▶ **Required work**
Every line holding the string "source" is to be copied from the entries below.

▶ **Exercise input**
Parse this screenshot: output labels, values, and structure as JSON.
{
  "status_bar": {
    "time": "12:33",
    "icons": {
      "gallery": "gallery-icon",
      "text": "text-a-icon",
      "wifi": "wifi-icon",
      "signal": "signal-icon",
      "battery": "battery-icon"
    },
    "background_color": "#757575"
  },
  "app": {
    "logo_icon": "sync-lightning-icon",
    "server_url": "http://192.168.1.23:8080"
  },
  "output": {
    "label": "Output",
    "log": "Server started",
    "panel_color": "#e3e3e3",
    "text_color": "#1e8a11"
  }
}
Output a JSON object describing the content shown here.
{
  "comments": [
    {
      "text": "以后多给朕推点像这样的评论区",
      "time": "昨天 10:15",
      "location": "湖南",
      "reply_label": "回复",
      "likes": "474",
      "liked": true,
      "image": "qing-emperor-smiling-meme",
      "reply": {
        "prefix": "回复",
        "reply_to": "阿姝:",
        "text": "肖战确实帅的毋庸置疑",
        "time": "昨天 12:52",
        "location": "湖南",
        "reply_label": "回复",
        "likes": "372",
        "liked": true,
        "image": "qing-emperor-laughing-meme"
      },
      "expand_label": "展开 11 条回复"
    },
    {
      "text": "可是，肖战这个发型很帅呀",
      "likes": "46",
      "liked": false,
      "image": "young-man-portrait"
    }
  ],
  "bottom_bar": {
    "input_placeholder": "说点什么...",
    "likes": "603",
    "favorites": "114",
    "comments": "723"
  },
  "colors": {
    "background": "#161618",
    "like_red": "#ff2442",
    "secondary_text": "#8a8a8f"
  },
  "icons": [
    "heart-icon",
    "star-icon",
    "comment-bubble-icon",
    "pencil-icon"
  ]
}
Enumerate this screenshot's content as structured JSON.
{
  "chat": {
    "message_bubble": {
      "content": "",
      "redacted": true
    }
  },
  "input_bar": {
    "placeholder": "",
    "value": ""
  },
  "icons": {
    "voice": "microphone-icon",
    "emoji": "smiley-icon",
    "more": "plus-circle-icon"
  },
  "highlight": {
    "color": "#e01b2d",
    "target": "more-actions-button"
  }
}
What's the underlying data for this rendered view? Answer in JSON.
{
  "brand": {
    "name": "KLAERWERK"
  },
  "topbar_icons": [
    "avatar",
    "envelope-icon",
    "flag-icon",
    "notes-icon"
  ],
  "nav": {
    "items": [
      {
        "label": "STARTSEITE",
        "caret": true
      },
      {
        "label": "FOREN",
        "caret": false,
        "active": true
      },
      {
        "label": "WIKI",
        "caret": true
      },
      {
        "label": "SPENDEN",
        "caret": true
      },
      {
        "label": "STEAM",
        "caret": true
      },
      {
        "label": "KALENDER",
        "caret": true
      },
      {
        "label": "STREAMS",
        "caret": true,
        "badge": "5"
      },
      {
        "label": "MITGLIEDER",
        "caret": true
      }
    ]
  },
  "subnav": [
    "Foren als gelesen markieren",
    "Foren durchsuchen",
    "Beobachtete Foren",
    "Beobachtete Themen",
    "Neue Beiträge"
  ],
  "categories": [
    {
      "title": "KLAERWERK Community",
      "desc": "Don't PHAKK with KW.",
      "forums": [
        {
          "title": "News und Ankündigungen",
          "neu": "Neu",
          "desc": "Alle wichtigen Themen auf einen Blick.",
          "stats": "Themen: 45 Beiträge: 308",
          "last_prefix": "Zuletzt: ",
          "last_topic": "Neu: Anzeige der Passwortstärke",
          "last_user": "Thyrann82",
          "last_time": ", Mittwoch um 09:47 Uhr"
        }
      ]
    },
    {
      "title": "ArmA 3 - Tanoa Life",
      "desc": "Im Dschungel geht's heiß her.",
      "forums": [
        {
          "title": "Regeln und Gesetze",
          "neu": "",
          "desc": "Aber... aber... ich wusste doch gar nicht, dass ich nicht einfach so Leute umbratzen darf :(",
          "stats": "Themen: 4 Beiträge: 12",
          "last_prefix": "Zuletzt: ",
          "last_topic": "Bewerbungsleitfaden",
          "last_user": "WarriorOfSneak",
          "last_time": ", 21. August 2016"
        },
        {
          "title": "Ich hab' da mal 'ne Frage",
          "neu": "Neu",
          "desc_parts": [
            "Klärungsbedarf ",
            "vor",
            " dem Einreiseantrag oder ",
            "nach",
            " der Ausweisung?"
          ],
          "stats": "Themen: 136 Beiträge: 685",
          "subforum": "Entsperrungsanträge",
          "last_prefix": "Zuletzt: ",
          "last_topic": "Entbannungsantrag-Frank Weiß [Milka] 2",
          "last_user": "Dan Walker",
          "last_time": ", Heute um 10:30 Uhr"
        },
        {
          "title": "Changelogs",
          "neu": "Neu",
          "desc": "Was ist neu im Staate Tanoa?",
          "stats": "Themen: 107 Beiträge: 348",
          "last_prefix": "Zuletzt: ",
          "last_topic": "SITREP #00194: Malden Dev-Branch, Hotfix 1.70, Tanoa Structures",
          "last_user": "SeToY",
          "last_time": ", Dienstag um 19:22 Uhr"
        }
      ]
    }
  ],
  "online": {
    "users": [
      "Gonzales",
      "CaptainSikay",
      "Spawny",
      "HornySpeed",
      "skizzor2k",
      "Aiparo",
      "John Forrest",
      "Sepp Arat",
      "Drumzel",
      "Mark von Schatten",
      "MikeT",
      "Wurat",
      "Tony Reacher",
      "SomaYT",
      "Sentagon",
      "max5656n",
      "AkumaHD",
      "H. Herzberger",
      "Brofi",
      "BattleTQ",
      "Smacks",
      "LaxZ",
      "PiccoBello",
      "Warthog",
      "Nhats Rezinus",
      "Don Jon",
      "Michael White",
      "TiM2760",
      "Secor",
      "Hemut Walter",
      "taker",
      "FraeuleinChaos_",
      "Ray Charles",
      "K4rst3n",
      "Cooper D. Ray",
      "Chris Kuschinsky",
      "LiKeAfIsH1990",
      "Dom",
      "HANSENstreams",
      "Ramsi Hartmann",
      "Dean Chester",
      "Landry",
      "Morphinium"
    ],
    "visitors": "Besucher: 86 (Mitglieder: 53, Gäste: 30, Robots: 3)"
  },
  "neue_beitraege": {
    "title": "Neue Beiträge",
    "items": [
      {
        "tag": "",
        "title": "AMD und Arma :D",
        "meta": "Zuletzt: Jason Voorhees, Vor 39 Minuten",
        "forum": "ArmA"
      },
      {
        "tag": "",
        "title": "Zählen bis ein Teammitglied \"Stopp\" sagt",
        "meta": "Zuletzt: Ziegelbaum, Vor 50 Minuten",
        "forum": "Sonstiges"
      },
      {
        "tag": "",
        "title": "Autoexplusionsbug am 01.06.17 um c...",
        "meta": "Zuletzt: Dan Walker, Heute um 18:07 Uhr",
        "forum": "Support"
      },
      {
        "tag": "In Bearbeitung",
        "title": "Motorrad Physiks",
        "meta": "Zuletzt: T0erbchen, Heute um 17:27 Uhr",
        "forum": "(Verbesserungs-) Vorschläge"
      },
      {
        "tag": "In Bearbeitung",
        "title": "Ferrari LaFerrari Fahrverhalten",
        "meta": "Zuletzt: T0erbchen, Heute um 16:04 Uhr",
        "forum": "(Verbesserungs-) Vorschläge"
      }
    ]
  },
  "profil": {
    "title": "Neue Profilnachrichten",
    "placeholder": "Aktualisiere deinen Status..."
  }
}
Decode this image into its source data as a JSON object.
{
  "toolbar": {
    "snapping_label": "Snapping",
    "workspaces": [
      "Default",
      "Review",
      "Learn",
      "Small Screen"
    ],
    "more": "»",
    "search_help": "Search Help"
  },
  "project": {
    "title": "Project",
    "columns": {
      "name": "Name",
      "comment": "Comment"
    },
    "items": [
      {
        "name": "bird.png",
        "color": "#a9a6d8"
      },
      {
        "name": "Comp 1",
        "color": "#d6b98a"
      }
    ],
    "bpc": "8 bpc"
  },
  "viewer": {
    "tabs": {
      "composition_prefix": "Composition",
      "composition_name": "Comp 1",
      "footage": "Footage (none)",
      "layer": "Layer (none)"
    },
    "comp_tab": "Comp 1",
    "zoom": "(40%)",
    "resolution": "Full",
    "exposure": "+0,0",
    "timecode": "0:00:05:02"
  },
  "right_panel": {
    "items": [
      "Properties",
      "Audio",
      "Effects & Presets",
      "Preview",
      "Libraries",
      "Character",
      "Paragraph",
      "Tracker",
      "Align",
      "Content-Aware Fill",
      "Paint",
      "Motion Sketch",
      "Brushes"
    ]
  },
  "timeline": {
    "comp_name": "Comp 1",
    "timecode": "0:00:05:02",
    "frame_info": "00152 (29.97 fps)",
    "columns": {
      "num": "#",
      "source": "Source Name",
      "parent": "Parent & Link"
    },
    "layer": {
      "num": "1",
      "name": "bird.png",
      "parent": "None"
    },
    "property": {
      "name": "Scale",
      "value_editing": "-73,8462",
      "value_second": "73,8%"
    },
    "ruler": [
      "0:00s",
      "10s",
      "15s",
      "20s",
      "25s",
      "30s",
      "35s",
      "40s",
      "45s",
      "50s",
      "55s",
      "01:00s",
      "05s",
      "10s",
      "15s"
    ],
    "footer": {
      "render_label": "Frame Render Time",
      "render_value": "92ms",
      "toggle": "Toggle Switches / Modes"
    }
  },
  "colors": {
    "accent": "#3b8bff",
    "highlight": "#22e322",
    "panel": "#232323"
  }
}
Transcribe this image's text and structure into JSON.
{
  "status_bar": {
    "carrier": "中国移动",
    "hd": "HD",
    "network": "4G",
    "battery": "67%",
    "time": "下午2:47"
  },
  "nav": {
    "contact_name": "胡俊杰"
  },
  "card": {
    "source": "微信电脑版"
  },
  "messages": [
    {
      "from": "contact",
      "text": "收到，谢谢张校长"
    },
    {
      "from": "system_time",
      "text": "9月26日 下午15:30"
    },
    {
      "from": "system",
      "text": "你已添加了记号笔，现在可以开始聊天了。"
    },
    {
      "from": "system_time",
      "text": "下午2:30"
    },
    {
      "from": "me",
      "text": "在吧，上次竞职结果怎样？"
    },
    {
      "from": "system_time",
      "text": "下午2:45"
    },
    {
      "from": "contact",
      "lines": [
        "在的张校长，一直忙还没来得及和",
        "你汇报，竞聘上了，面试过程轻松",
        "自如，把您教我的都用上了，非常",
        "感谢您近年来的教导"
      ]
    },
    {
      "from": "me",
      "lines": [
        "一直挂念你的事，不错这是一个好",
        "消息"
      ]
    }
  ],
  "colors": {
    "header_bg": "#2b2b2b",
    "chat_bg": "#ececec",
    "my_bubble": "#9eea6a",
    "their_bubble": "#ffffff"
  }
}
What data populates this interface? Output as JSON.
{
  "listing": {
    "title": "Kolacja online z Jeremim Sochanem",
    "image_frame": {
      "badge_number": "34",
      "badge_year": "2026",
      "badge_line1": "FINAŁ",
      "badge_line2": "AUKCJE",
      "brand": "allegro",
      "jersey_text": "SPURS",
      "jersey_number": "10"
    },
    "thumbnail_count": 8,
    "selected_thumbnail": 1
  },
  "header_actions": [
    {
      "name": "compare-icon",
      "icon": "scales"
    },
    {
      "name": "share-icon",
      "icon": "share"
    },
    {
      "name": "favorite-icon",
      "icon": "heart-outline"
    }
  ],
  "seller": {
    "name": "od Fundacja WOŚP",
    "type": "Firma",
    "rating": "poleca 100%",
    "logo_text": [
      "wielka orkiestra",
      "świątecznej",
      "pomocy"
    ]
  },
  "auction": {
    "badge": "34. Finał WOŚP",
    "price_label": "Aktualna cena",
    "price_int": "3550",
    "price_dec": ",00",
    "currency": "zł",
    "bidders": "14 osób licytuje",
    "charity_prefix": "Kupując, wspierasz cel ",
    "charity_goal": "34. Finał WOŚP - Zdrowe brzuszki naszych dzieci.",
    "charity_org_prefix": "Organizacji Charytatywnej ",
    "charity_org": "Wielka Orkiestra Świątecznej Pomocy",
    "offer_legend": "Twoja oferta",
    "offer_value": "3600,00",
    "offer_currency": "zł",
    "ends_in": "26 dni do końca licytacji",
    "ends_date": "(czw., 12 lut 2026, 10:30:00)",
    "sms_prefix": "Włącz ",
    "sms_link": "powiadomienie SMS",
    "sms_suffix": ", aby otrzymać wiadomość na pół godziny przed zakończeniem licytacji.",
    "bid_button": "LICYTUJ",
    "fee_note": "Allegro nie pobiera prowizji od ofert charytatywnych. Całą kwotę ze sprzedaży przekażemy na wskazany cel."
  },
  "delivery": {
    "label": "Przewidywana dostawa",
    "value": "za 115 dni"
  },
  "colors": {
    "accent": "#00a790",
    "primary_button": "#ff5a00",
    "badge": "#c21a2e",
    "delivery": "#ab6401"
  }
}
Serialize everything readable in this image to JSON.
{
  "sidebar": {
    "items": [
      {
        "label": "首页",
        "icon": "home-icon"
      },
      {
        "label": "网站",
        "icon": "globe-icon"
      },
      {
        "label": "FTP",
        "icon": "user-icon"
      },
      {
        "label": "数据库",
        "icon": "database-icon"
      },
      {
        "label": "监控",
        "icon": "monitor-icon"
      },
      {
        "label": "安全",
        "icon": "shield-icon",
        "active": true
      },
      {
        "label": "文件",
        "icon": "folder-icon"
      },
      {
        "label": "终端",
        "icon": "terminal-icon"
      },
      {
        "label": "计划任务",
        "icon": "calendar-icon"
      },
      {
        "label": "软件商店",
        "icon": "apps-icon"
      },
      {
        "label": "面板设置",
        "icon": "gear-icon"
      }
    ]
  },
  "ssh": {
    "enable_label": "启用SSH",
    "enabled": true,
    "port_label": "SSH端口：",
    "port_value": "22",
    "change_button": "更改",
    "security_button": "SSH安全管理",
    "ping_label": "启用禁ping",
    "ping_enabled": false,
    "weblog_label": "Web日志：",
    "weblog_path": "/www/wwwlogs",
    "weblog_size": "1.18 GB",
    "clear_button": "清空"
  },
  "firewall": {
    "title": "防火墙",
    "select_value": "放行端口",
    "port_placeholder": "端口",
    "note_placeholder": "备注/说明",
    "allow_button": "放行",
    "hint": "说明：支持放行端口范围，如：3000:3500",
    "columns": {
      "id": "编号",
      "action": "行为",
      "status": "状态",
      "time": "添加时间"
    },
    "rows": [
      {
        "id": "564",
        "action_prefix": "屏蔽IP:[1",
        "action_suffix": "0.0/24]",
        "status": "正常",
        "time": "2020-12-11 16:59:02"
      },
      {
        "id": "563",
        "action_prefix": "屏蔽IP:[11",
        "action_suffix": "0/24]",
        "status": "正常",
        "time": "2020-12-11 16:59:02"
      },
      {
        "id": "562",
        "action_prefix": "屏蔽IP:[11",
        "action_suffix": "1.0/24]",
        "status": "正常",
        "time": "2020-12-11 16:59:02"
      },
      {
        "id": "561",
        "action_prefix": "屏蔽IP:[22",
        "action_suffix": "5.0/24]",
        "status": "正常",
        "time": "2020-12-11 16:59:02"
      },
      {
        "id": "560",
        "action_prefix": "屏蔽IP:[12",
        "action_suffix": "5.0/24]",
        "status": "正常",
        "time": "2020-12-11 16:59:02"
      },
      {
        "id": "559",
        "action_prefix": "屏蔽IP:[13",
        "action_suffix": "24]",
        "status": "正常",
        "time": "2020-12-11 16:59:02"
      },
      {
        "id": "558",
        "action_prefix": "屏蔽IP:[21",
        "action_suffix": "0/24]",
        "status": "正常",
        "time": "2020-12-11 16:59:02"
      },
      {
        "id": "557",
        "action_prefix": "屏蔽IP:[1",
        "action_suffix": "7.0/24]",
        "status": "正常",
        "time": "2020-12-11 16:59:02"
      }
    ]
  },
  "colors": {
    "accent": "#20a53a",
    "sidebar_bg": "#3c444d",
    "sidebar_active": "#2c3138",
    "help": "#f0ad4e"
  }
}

▶ **Exercise output**
Decode this image into its source data as a JSON object.
      "source": "Source Name",
    "source": "微信电脑版"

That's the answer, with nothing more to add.